Xiaoran Yan, an assistant research scientist at the IU Network Science Institute, joined the team after serving as a postdoctoral research associate in the Information Sciences Institute at the University of Southern California.
Yan’s theoretical interests remain on mathematical theories and models of networks, focusing on community structures and dynamical processes on networks. Yan received his PhD in Computer Science from the University of New Mexico and spent time as a graduate fellow at the Santa Fe Institute.
Read on to find out how Yan homed in on data and why he values the interdisciplinary nature of IUNI.
Q: What does your research focus on?
Previously, I was a theoretically-focused computer scientist. So I’d design these elaborate algorithms and make proofs of how fast they are and how accurate they are and would pretend to run actual experiments with them. I’ve since found the real value lies in the data itself. Without data, you can make your theory-crafting as sophisticated as you want, but it won’t lead to real application that can be applied to the real world.
My research combines computer science, which focuses a lot on algorithm building, and basically finding machine-learning or AI-related techniques to apply to network data. But when you have to apply these algorithms to social systems or biological systems, for example, you have to at least be informed about what they’re trying to do. So that’s where the sense of collaboration started and I rendered myself to this interdisciplinary adventure.
Q: Were collaboration and interdisciplinary research factors in you joining IUNI?
I’m a computer scientist by training, but in my dissertation years, my advisor was trained as a physicist. I had statisticians and biologists on my dissertation committee, so I was exposed to this interdisciplinary way of thinking and doing research in the early stages of my career, and that’s the nature of network science. So the whole idea of an institute across disciplines and boundaries with so many different departments and schools joining forces — I haven’t seen anything like that before.
My other big draw for IUNI was they had these giant bibliographic datasets like the Web of Science. And at the end of my PhD, I was realizing more and more that I need to work with real data and the Web of Science is one of the best datasets you can get your hands on and get familiar with just by being part of the academia.
Q: What led you to get into informetrics?
I started being a bibliographic researcher after I came to IU. Informetrics is interesting to me because, as researchers, we are all part of it. Unlike biological networks or financial networks, which I’ve never been part of, I like working with scientometric data because the scholarly networks that help people publish are already embedded in our lives, so we feel directly associated with them.
Q: How has bibliographics spread into your projects?
I work a lot on CADRE (Collaborative Archive & Data Research Environment) and the more I deal with data, the more I realize how important data is — and just generally the lack of standards and lack of agreement in the bibliometrics field.

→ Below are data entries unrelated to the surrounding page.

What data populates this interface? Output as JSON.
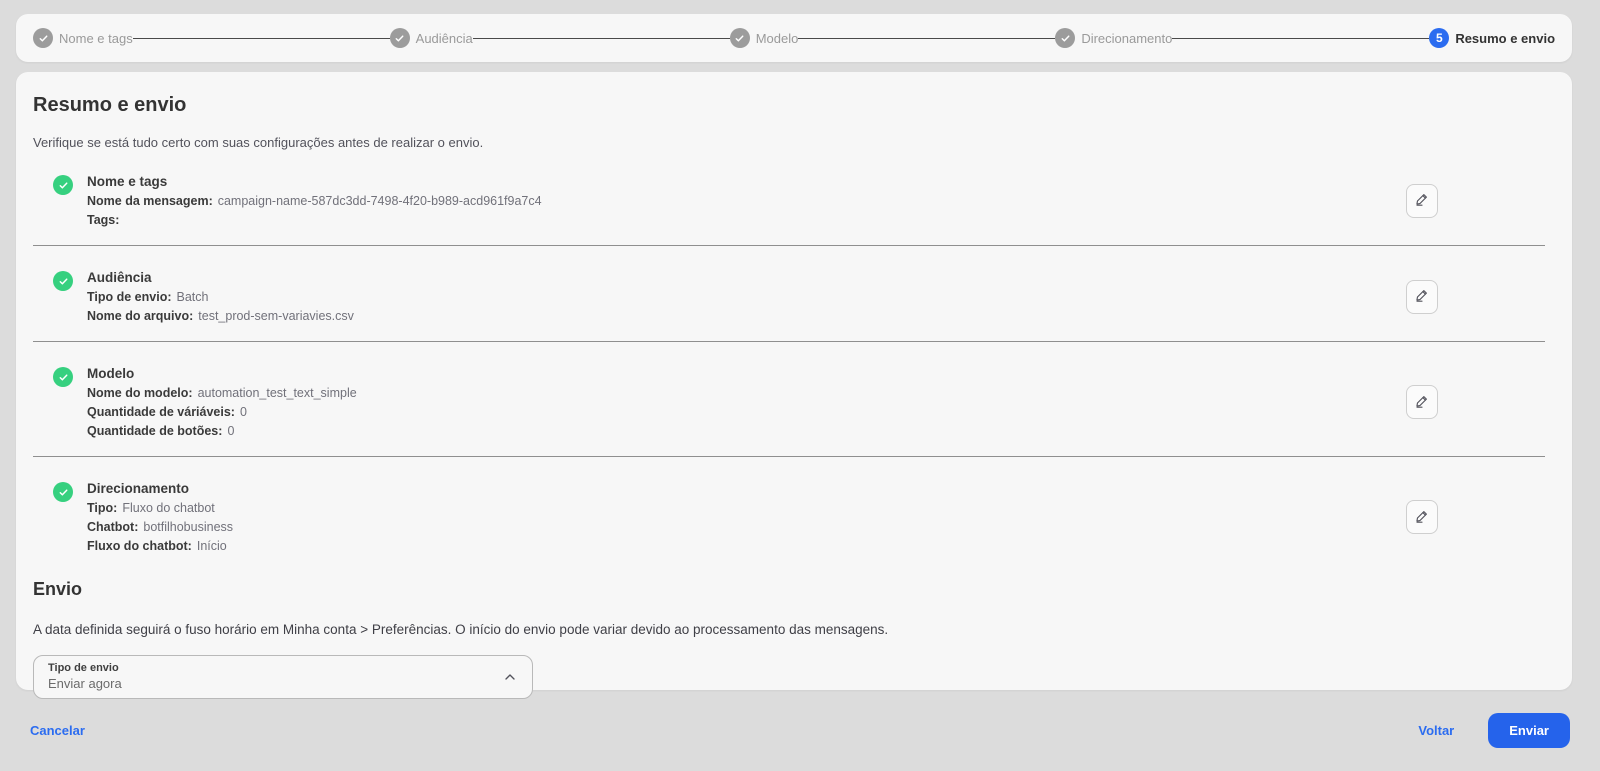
{
  "stepper": {
    "steps": [
      {
        "label": "Nome e tags",
        "state": "completed"
      },
      {
        "label": "Audiência",
        "state": "completed"
      },
      {
        "label": "Modelo",
        "state": "completed"
      },
      {
        "label": "Direcionamento",
        "state": "completed"
      },
      {
        "label": "Resumo e envio",
        "state": "active",
        "number": "5"
      }
    ]
  },
  "summary": {
    "title": "Resumo e envio",
    "subtitle": "Verifique se está tudo certo com suas configurações antes de realizar o envio.",
    "sections": [
      {
        "title": "Nome e tags",
        "fields": [
          {
            "label": "Nome da mensagem:",
            "value": "campaign-name-587dc3dd-7498-4f20-b989-acd961f9a7c4"
          },
          {
            "label": "Tags:",
            "value": ""
          }
        ]
      },
      {
        "title": "Audiência",
        "fields": [
          {
            "label": "Tipo de envio:",
            "value": "Batch"
          },
          {
            "label": "Nome do arquivo:",
            "value": "test_prod-sem-variavies.csv"
          }
        ]
      },
      {
        "title": "Modelo",
        "fields": [
          {
            "label": "Nome do modelo:",
            "value": "automation_test_text_simple"
          },
          {
            "label": "Quantidade de váriáveis:",
            "value": "0"
          },
          {
            "label": "Quantidade de botões:",
            "value": "0"
          }
        ]
      },
      {
        "title": "Direcionamento",
        "fields": [
          {
            "label": "Tipo:",
            "value": "Fluxo do chatbot"
          },
          {
            "label": "Chatbot:",
            "value": "botfilhobusiness"
          },
          {
            "label": "Fluxo do chatbot:",
            "value": "Início"
          }
        ]
      }
    ]
  },
  "envio": {
    "title": "Envio",
    "note": "A data definida seguirá o fuso horário em Minha conta > Preferências. O início do envio pode variar devido ao processamento das mensagens.",
    "select": {
      "label": "Tipo de envio",
      "value": "Enviar agora"
    }
  },
  "footer": {
    "cancel_label": "Cancelar",
    "back_label": "Voltar",
    "submit_label": "Enviar"
  },
  "icons": {
    "completed_step": "check-icon",
    "edit": "pencil-icon",
    "select": "chevron-up-icon"
  },
  "colors": {
    "accent_blue": "#2b6cf0",
    "button_blue": "#2563eb",
    "success_green": "#36d07f",
    "step_gray": "#9c9c9c",
    "page_background": "#dcdcdc",
    "card_background": "#f7f7f7"
  }
}
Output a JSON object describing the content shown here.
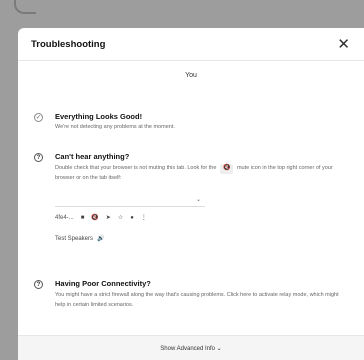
{
  "dialog": {
    "title": "Troubleshooting",
    "close_icon": "close-icon",
    "subtitle": "You"
  },
  "sections": {
    "good": {
      "icon": "check-circle-icon",
      "title": "Everything Looks Good!",
      "text": "We're not detecting any problems at the moment."
    },
    "hear": {
      "icon": "help-circle-icon",
      "title": "Can't hear anything?",
      "text_pre": "Double check that your browser is not muting this tab. Look for the",
      "mute_symbol": "🔇",
      "text_post": "mute icon in the top right corner of your browser or on the tab itself:",
      "tab_label": "4fe4-...",
      "test_speakers": "Test Speakers"
    },
    "connectivity": {
      "icon": "help-circle-icon",
      "title": "Having Poor Connectivity?",
      "text": "You might have a strict firewall along the way that's causing problems. Click here to activate relay mode, which might help in certain limited scenarios."
    }
  },
  "footer": {
    "label": "Show Advanced Info ⌄"
  }
}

To be truly reproducible and scientifically unbiased, you have to take into account how the data is collected, cleaned, modeled, all the way through to the end — and that’s the big picture for CADRE. With another project, Science Genome (YY Ahn, IUB Informatics), we are focusing on a graph-embedding algorithm. Embedding allows us to transform all the different information from bibliographic datasets into a common mathematical representation.
Q: What are some other projects you’re working on?
I work on a project with Liana (Apostolova, IUSM) where we are creating an algorithm that’s trying to figure out how a combination of factors contributes to the cognitive decline in Alzheimer’s disease. I’m also involved in a climate change project that Santo (Fortunato, IUB Informatics) has put together where we study climate change from a data science point-of-view. Another project I’ve been involved with for a long time is about brain networks, and I collaborated with Olaf (Sporns, IUB Psychological and Brain Sciences) on that.
Read some of Xiaoran’s recent publications:
- Efficient network navigation with partial information by X. Yan, O. Sporns, A. Avena-Koenigsberger
- The impact of air transport availability on research collaboration: A case study of four universities by A. Ploszaj, X. Yan, K. Börner
- Weight thresholding on complex networks by X. Yan, L. G. S. Jeub, A. Flammini, F. Radicchi, S. Fortunato
- Weighted Stochastic Block Models of the Human Connectome across the Life Span by J. Faskowitz, X. Yan, X. Zuo, O. Sporns
- Graph Filters and the Z-Laplacian by X. Yan, B. M. Sadler, R. J. Drost, P. L. Yu, K. Lerman